Longtime studio exec and producer Sam Wiesenthal, responsible with Carl Laemmle Jr. for bringing about Universal’s classic “All Quiet on the Western Front” as well as “Frankenstein” with Boris Karloff and “Dracula” with Bela Lugosi, died Feb. 11 at the Motion Picture & Television Hospital in Woodland Hills. He was 92.
The New York City native worked in the offices of Universal Pictures in Manhattan while still in high school. His accounting acumen was noticed by Carl Laemmle, who brought the teenage Wiesenthal to Hollywood shortly after he graduated from high school and worked in numerous departments at Universal alongside Carl Laemmle Jr.
Wiesenthal and Laemmle Jr. quickly became production manager and vice president, respectively, of Universal Pictures. Together, they helped generate “All Quiet on the Western Front” (1930), which won the best picture Oscar that year, and Universal franchises such as “Frankenstein” starring Karloff and the Lugosi starrer “Dracula” (both 1931).
After Universal was sold in 1936, Wiesenthal moved on to various studio management positions including ones at Goldwyn and RKO.

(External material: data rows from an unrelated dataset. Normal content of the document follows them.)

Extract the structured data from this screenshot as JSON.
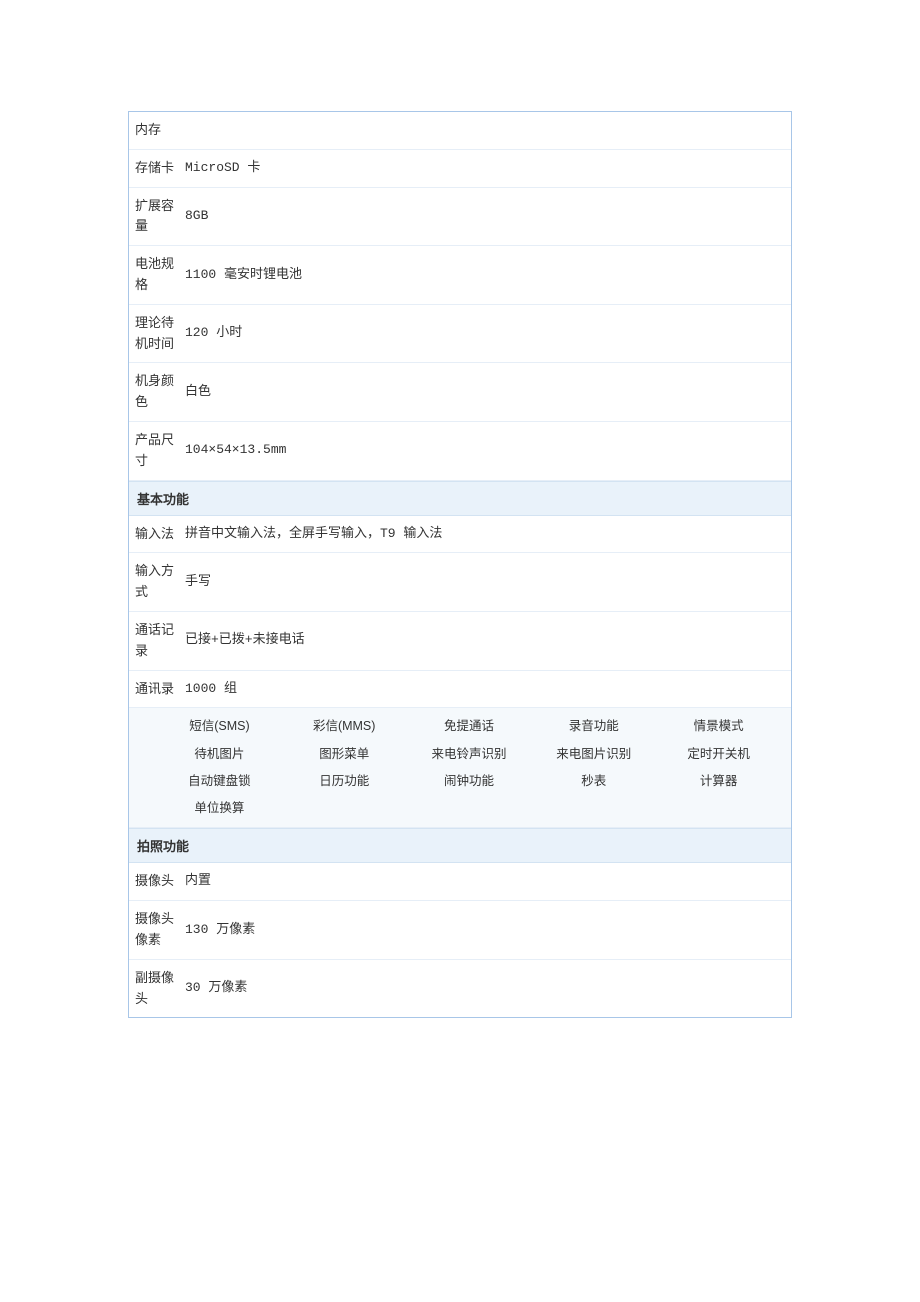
{
  "specs_top": [
    {
      "label": "内存",
      "value": ""
    },
    {
      "label": "存储卡",
      "value": "MicroSD 卡"
    },
    {
      "label": "扩展容量",
      "value": "8GB"
    },
    {
      "label": "电池规格",
      "value": "1100 毫安时锂电池"
    },
    {
      "label": "理论待机时间",
      "value": "120 小时"
    },
    {
      "label": "机身颜色",
      "value": "白色"
    },
    {
      "label": "产品尺寸",
      "value": "104×54×13.5mm"
    }
  ],
  "section_basic": {
    "title": "基本功能",
    "rows": [
      {
        "label": "输入法",
        "value": "拼音中文输入法，全屏手写输入，T9 输入法"
      },
      {
        "label": "输入方式",
        "value": "手写"
      },
      {
        "label": "通话记录",
        "value": "已接+已拨+未接电话"
      },
      {
        "label": "通讯录",
        "value": "1000 组"
      }
    ],
    "features": [
      "短信(SMS)",
      "彩信(MMS)",
      "免提通话",
      "录音功能",
      "情景模式",
      "待机图片",
      "图形菜单",
      "来电铃声识别",
      "来电图片识别",
      "定时开关机",
      "自动键盘锁",
      "日历功能",
      "闹钟功能",
      "秒表",
      "计算器",
      "单位换算"
    ]
  },
  "section_camera": {
    "title": "拍照功能",
    "rows": [
      {
        "label": "摄像头",
        "value": "内置"
      },
      {
        "label": "摄像头像素",
        "value": "130 万像素"
      },
      {
        "label": "副摄像头",
        "value": "30 万像素"
      }
    ]
  }
}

A sampling of Wiesenthal’s independent productions included “Cry Danger,” starring Dick Powell and Rhonda Fleming; “Second Chance,” with Robert Mitchum; “Bengazi,” starring Richard Conte; and “The Kremlin Letter,” helmed by John Huston.
In 1935 Wiesenthal married Naomi Schwartz, who worked at the time as a publicist for Warner Bros. in New York. She died in 1999.
He is survived by a son, two daughters and six grandchildren.
In lieu of flowers, family suggests donations be made to the Motion Picture and Television Fund.